Tuition fees are the first thing most people think about when calculating the cost of college. And that is totally justified considering tuition fees are the largest expense associated with a college education.
However, the tuition fee is not the only expense involved. There are a number of other expenses that need to be factored in when calculating the total cost of college. There’s the cost of room and board, textbooks, transportation, miscellaneous fees, and other incidentals. All of these can add up significantly, as many as several thousand dollars more than the tuition price. Ignoring these additional costs can give you a very unrealistic picture of the total amount that a college education is going to cost you. (Luckily, College Raptor can help you get a more personalized look at the true cost college for you. With your free account you can compare individualized costs for nearly every 4-year college in the US).
Here’s a breakdown of the major expenses you need to take into consideration after the tuition fees with ideas on how to keep the costs as low as possible if cutting college costs is a priority. Keeping the costs low means you can take fewer loans and have less debt, which is totally worth it!
Room and Board
The cost of room and board is the single largest expense you will incur after tuition fees. Depending on the college and the living arrangements that you choose, room and board may make up almost half of your total college bill. Overlooking the cost of room and board can be a huge mistake.
Fortunately, there are plenty of ways to cut back on the cost of room and board.
If you are attending a local college, your best living arrangements are at home. Think of all the money you will save, which can then be put towards so many other expenses. The thought of being able to get by with a lower loan can be a huge incentive.
If the college is further away and living at home is not an option, consider opting for a cheaper on-campus dorm or explore the possibility of off-campus housing with roommates.

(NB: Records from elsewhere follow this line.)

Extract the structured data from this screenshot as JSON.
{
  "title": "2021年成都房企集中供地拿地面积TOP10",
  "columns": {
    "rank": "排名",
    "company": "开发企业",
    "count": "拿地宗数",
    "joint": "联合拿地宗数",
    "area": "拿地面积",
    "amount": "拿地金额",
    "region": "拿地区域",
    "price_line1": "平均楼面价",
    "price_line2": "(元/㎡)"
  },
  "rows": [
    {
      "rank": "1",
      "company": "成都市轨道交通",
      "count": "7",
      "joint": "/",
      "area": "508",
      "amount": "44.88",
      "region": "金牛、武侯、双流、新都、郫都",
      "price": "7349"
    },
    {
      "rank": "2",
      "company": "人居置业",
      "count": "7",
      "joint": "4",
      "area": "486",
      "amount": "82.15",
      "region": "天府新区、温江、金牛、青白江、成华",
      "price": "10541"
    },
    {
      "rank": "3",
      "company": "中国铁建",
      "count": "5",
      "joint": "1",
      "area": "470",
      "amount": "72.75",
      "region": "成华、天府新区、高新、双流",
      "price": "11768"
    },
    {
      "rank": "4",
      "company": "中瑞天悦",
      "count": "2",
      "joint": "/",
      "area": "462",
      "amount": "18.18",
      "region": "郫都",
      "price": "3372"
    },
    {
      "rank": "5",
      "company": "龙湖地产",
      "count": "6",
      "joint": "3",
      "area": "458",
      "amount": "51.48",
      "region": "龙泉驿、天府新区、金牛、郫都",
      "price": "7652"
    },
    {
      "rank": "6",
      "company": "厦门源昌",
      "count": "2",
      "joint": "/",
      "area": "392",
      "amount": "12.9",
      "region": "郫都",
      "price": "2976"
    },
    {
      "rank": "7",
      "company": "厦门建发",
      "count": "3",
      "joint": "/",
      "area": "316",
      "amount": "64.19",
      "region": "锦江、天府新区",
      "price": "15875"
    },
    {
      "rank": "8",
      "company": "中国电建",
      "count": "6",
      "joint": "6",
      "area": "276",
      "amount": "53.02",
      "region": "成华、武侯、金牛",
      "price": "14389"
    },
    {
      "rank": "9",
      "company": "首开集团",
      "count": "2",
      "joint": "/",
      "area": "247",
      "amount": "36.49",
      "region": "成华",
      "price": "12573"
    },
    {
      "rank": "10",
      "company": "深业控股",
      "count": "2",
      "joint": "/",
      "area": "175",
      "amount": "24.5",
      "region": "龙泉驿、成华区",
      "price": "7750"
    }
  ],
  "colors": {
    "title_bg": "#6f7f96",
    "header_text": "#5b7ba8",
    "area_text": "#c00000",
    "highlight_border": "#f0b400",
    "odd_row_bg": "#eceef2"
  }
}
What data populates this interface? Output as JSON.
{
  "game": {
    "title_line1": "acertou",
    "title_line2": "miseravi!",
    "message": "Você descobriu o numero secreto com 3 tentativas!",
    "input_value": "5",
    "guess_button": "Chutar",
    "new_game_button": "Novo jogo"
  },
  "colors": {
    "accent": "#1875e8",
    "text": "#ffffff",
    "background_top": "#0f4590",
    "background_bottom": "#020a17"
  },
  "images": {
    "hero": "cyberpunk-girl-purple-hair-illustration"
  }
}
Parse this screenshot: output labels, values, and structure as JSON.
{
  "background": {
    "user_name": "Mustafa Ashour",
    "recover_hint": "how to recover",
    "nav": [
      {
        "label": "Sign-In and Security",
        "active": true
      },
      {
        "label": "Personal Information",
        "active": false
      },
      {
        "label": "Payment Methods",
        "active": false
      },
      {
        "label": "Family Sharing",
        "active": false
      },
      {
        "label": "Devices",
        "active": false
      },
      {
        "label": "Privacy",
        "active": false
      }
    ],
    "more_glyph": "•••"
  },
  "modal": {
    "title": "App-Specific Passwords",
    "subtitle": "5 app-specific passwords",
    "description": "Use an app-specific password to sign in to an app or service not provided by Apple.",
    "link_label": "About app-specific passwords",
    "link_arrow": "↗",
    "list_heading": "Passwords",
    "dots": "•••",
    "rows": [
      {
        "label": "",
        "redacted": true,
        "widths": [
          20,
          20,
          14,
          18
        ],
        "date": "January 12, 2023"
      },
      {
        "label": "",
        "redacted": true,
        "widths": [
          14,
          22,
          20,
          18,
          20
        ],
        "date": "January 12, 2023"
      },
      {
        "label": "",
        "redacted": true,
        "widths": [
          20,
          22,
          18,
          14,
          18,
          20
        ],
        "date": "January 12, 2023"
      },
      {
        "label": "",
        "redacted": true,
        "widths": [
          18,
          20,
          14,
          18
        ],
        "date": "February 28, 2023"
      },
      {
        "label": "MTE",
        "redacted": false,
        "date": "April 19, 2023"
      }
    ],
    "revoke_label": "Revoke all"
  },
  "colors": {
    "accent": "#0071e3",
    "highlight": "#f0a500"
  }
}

Location also has a major impact on room and board costs. If you have an option, consider enrolling in a college in a small town or more rural area. Living expenses there are considerably cheaper than large cities, especially for off-campus apartments.
The cost of living in a dorm can also vary a lot based on the type of room and the number of amenities you opt for. Room with a private bathroom and air conditioning will cost more than rooms with no air conditioners and showers down the hall. Keep your budget in mind when choosing.
There are several different types of meal plans that you can choose from. Some of these may include meals that you may not eat on a regular basis. Choosing a meal plan that is consistent with your specific needs will help you save on board. Students are allowed to change their meal plan at the end of the term. If you find that you do not make use of the meals that your chosen meal plan provides, you may want to switch it up.
They may not seem terribly expensive. However, the cost of buying new textbooks can add up to almost $1,200 every year. That’s no small amount. Instead of going that route, it makes better financial sense to explore ways to cut back on this cost.
For starters, do not buy your books from the campus bookstore. They may be the most convenient but you will end up paying a price for this convenience as the prices tend to be higher than the other options on this list.
The first option you should look into is getting second-hand textbooks. You will pay the lowest price when you buy second-hand instead of brand new. If this does not work out, your second best option is to look for used textbooks online. There are several sites that sell used textbooks for a fraction of the price of a new book. It may cost you more than buying directly from another student, but it is still cheaper than buying brand new.
Selling your used textbooks at the end of the year is a great way to recover some of the money that you spent on your books.
Transportation costs can vary considerably depending on where you stay and your mode of transportation. If you are living on campus, you may pay extra for room and board but you will save on transportation costs. If you are living off-campus, your transportation costs will depend on whether you are driving your own car, cycling or college or using public transit. Buying a cycle will help you save the most when it comes to transportation costs.
You will also have to factor in the cost of long-distance transportation if you are attending a school in another state. This cost can vary tremendously depending on how far the college is from home and whether it involves taking a flight, train or bus or whether it is within driving distance.
In addition to the major costs of tuition, room and board, transportation and textbooks, there are several other expenses that inevitable.
First off, there is that endless list of back to school supplies, which includes notebooks, book bags, stationery, and other computer and desk accessories such as pen drives, folders, pen holders, computer paper and more.
Then there are all of those other non-academic expenses. That includes basic amenities, if you are renting an off-campus apartment, to phone bills, socializing and purchasing tickets for sporting and music events.
When calculating the cost of college, make sure to add up all of the big and small expenses. Get a clear picture of how much it will cost you. This will help you make more informed decisions about how much financial aid you will need to apply for to cover these costs and how and where you can cut back on your costs.